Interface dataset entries

- - -

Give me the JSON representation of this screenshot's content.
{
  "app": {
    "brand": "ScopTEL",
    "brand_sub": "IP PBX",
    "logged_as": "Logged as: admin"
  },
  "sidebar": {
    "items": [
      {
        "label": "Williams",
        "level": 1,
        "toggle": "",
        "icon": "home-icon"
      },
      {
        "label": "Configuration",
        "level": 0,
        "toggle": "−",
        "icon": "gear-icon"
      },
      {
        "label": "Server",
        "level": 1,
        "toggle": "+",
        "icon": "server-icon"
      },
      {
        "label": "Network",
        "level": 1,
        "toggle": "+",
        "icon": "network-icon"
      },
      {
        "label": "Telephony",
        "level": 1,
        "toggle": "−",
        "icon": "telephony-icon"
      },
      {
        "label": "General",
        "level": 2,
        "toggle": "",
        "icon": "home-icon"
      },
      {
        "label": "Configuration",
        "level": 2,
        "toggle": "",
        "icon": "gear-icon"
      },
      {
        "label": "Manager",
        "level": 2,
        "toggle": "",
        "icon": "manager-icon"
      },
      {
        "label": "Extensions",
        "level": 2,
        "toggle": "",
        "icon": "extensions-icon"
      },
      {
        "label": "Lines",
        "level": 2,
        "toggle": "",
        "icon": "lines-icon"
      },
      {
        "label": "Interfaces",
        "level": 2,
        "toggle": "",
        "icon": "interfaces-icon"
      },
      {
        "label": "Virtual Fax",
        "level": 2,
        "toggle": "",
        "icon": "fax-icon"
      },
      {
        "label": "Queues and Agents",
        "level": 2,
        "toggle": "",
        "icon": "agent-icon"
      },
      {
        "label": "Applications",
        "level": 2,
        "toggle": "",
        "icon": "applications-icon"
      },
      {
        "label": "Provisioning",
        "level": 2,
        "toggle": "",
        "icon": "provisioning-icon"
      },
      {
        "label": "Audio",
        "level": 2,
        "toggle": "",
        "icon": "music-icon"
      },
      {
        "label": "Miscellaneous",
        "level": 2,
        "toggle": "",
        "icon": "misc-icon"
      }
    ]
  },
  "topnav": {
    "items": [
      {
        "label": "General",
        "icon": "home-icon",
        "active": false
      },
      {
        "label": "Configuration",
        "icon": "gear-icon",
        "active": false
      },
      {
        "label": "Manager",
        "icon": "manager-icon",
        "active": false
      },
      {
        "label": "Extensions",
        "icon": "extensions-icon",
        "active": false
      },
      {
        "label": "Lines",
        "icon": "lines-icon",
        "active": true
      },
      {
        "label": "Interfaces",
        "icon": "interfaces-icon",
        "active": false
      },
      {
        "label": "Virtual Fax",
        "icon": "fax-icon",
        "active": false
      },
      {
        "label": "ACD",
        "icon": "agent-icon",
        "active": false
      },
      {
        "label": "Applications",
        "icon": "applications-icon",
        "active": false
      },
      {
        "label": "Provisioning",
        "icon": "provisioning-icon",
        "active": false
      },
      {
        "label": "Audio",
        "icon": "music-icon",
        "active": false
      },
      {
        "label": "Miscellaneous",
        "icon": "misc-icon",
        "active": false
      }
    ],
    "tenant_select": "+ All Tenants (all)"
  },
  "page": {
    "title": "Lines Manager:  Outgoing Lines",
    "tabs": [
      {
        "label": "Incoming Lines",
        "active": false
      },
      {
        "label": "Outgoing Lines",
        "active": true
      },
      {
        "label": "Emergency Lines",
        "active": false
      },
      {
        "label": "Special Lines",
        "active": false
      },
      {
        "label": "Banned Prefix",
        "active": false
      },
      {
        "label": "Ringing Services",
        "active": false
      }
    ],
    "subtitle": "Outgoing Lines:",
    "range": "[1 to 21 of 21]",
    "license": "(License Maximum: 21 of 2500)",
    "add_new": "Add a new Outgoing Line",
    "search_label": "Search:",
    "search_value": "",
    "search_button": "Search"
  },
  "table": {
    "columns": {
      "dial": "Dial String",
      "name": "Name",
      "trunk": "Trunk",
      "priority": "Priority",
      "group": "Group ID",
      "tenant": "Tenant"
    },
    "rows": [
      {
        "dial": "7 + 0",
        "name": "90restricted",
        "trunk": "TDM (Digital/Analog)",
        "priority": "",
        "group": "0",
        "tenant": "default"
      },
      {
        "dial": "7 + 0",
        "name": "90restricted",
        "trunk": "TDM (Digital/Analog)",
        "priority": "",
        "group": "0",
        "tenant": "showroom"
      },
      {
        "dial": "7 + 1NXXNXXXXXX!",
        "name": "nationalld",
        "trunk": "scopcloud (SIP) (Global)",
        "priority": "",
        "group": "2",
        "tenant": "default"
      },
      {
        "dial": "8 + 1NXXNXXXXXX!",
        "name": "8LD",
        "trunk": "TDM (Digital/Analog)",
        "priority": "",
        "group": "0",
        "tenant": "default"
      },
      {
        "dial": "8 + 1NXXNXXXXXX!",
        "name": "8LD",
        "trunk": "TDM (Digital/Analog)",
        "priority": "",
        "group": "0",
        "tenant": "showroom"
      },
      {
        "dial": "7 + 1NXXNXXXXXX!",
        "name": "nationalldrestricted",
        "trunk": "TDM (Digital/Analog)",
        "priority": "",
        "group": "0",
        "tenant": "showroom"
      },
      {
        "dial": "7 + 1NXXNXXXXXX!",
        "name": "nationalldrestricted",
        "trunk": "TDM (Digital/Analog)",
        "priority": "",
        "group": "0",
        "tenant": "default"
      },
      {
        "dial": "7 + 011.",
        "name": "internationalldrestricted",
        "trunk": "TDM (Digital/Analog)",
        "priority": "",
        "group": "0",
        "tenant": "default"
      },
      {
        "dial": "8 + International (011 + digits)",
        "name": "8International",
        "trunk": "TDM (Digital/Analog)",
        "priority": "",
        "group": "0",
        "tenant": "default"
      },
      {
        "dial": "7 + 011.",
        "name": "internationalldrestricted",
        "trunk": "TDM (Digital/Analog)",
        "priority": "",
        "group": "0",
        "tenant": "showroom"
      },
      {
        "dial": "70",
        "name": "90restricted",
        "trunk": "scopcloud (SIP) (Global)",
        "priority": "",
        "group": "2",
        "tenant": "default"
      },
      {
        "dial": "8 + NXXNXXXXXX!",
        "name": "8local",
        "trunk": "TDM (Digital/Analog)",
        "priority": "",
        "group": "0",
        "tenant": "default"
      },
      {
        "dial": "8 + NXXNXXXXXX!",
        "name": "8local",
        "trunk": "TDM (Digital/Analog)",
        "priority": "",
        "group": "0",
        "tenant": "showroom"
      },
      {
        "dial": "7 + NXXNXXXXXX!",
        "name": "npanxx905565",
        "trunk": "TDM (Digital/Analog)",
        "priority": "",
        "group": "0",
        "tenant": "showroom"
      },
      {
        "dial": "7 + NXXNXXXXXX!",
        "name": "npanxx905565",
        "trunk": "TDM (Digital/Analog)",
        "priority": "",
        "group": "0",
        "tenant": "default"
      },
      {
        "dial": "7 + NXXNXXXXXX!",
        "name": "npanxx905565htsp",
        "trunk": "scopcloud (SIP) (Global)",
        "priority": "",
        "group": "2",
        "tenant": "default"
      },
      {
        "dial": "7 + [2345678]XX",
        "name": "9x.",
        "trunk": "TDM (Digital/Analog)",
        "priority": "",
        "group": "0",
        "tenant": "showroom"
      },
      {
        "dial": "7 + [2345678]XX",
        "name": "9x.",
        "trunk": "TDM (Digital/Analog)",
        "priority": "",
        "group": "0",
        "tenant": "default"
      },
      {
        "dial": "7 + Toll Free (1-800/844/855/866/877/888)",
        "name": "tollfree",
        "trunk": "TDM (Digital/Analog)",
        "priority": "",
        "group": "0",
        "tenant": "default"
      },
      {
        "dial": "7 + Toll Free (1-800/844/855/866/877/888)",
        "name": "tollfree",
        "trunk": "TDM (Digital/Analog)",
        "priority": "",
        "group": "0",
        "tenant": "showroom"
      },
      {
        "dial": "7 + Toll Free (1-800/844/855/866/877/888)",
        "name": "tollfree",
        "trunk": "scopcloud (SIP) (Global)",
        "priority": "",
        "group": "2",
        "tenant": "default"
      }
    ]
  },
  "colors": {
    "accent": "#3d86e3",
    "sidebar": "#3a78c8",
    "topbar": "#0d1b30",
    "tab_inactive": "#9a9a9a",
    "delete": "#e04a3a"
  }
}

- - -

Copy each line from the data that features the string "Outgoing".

[Expected answer]
    "title": "Lines Manager:  Outgoing Lines",
        "label": "Outgoing Lines",
    "subtitle": "Outgoing Lines:",
    "add_new": "Add a new Outgoing Line",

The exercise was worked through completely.